http://scpd.stanford.edu/coursesSeminars/seminarsAndWebinars.jsp - Every successful thing needs to be torn down and rebuilt. In more of an intimate conversation than a lecture, Huang relates his experience as an engineer, entrepreneur, and innovator. Find out how he meets the ever-constant challenge of re-invention as co-founder and CEO of NVIDIA.
Fashion entrepreneur Tory Burch and magazine journalist Pattie Sellers discuss business, power and entrepreneurship. Sellers is senior editor at large for Fortune Magazine, where she oversees the "Most Powerful Women" franchise. She interviewed fashion entrepreneur Tory Burch onstage for the event "Entrepreneurship, Power and Leadership: A conversation between Pattie Sellers and Tory Burch" at the Stanford Graduate School of Business on January 15, 2013. Tory Burch founded her own fashion label in 2004. Her clothing line is now carried in more than 800 stores worldwide. She also heads the Tory Burch Foundation, which offers mentorship opportunities to women entrepreneurs and provides micro-loans to women-owned businesses.
George Foster says the potential for wealth creation in the field of sports entrepreneurship has been vastly underestimated. But he warns that sports industry fortunes can fall as quickly as they rise, and gives advice to aspiring sports entrepreneurs on how to avoid common mistakes. He is professor of management at Stanford Graduate School of Business where he teaches sports management, entrepreneurship, and finance. He works closely with the Stanford Athletic Department in recruiting and advising student athletes, and directs the NFL-Stanford Executive Program. Learn more about George Foster: https://www.gsb.stanford.edu/users/gfoster Learn more about Stanford Graduate School of Business: http://www.gsb.stanford.edu

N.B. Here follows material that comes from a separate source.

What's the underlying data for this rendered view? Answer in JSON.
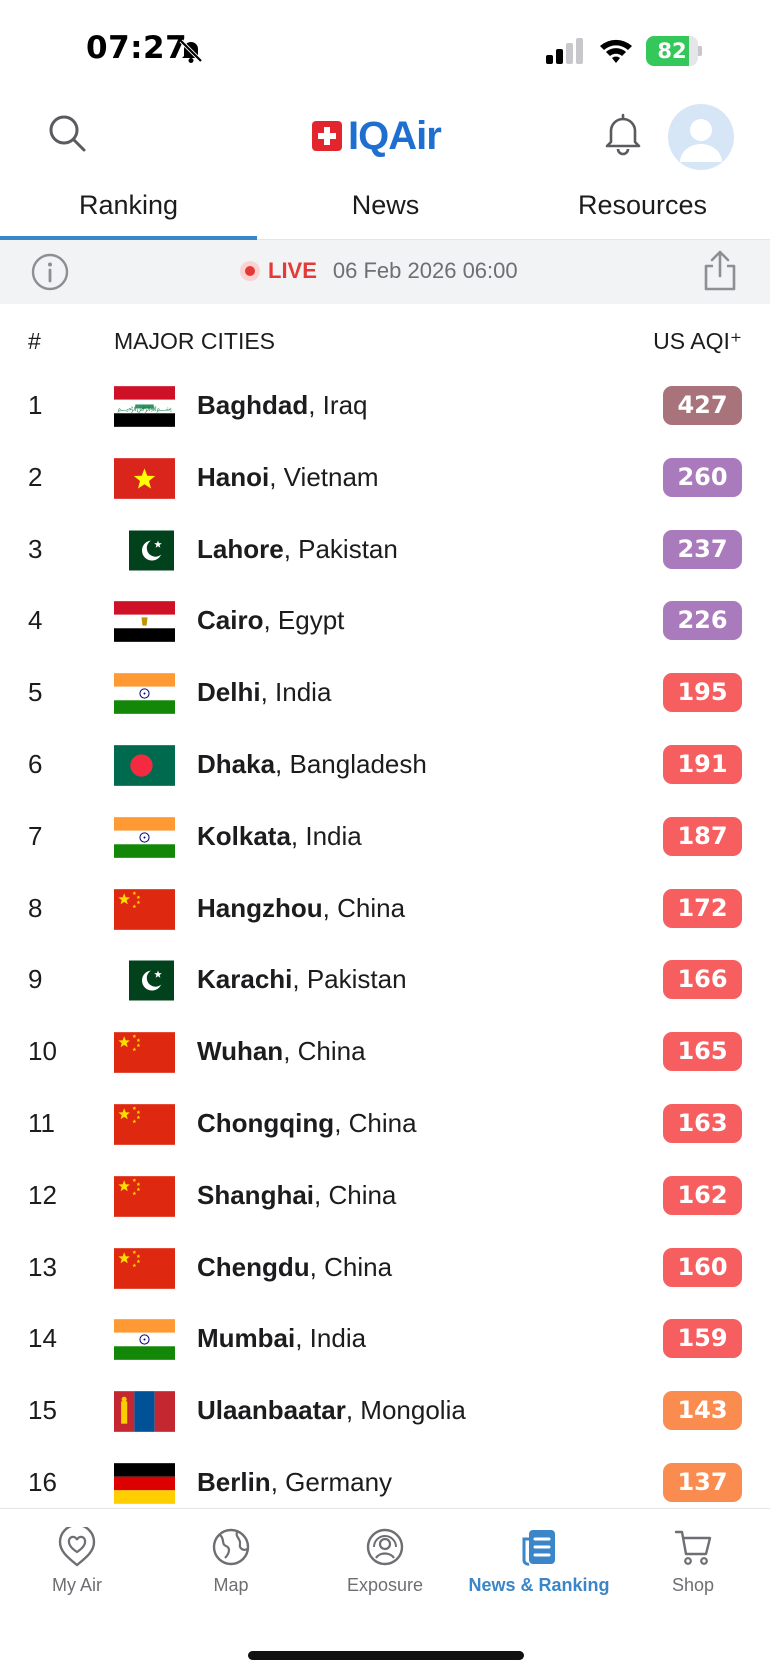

"To have passion for anything you do, you must have love for humanity and love for a service or product," said Prince Kofi Amoabeng, CEO of UT Bank Ghana. During his talk at Stanford Graduate School of Business on October 16, 2014, Amoabeng described how he launched his business with an initial investment of only $6,000 and how he has since grown it to a multimillion financial services firm. The event was hosted by SEED and the GSB Africa Business Club. Learn more about the Stanford Institute for Innovation in Developing Economies (SEED): http://stanford.io/1zfbljR
In this seminar, entrepreneurial leaders share lessons from real-world experiences across entrepreneurial settings. Speakers include entrepreneurs, leaders from global technology companies, venture capitalists, and best-selling authors. Half-hour talks are followed by a half hour of class interaction. Learn More: http://stanford.io/V5YQ0b
At the Global Entrepreneurship Summit hosted on Stanford's campus, President Barack Obama discussed how to empower people around the world to foster the kind of innovation characteristic of places like Stanford and the Silicon Valley.